The world-famous Brighton Line is not any old railway: it is Britain’s oldest, best, most loved and most famous holiday line. It created entire communities of commuters, whom it enables to live in lovely Sussex yet work in London. It populated Brighton, ‘London-by-Sea’, with thousands of cockneys escaping the Big Smoke, and has given millions of others the chance of seaside air and fun, or a day at the races, crossing the perfect English countryside en route. It even created the concept of the ‘dirty weekend’, with countless Mr and Mrs Smiths following a certain adulterous Prince of Wales, checking into countless seedy or, indeed, posh hotels, spied on by countless investigators for divorce-seeking spouses, featuring in dozens of B-movies and paperback novels.
Brighton is arguably England's original seaside resort © Dmitry Naumov, Dreamstime
It also spawned the harmless fun of ‘Kiss Me Quick’ hats, the sticks of rock, the garish piers with their naughty ‘What-the-Butler-Saw’ slot machines, the smell of fish and chips, candyfloss and cheap beer. It hid the raffish gangsters of the great Graham Greene book, and film, Brighton Rock, giving the place a not-at-all respectable but rather fun feeling that endures today. Legions of ‘luvvies’ of theatre and screen have caught the late theatre train down from London’s West End, and countless writers, intellectuals, politicians, gays, rebels, artists and jobbing journalists have inhabited Brighton, a town, now a city, with attitude. It has carried the political great and the good, and the fawning and fake, to the great party conferences there each autumn. The Brighton Line has created all this, and several towns and suburbs en route, virtually single-handedly.

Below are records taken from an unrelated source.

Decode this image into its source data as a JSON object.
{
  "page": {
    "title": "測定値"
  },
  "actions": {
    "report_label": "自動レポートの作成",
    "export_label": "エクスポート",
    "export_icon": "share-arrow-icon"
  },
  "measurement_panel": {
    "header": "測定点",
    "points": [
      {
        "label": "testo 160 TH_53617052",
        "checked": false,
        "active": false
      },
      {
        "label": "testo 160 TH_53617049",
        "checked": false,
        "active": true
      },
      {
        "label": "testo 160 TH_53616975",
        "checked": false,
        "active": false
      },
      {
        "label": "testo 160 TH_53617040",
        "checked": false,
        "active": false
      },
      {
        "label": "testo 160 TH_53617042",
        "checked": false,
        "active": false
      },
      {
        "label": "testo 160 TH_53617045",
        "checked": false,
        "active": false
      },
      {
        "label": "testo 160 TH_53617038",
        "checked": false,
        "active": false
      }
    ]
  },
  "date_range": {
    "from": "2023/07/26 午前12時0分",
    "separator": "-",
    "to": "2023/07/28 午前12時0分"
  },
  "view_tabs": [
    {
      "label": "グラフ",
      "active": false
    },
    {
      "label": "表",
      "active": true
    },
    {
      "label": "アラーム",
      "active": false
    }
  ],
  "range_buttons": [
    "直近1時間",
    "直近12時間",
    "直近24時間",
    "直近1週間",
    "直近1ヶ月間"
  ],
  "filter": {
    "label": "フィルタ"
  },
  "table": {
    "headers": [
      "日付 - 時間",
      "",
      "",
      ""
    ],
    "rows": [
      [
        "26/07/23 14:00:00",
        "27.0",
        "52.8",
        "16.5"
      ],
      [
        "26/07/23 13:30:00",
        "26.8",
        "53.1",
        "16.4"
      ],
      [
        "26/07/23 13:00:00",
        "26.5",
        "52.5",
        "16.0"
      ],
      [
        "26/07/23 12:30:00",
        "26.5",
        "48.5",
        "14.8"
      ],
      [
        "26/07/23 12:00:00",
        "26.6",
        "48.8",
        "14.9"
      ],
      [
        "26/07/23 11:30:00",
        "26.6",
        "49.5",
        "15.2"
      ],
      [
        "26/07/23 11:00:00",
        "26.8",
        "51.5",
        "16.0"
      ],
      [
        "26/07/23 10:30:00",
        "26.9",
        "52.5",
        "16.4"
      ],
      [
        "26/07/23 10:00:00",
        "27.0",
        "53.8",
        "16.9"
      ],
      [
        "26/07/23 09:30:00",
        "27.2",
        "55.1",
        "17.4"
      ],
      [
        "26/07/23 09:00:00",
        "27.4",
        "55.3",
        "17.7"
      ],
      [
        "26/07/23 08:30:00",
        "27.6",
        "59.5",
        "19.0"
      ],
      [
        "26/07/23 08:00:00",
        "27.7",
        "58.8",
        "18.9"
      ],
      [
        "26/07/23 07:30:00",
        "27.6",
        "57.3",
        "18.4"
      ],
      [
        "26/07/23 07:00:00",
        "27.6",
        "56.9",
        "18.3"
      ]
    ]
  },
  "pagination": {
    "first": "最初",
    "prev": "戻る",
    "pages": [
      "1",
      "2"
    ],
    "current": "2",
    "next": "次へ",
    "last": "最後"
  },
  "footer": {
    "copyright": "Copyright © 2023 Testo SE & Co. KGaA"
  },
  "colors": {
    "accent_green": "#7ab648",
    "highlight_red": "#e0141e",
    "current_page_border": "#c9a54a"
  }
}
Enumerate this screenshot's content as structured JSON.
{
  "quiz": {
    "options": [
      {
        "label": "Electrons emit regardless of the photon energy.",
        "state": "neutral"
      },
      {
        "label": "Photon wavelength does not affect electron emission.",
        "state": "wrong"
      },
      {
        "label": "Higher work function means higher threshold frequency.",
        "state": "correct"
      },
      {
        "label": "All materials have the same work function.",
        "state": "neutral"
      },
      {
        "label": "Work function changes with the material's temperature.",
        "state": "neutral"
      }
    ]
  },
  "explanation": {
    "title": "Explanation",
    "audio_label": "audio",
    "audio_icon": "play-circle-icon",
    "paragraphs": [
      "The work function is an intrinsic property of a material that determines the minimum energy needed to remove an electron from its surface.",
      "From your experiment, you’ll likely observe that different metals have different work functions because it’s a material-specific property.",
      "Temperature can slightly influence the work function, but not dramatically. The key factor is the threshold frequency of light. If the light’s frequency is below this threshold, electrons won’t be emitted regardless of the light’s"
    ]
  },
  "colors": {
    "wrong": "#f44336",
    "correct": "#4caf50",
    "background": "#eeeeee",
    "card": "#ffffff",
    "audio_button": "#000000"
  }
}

Here, Britain from the Rails author Ben le Vay delves deeper into this historic line's hidden secrets.
Learn more about Britain's railways in Ben's fascinating book: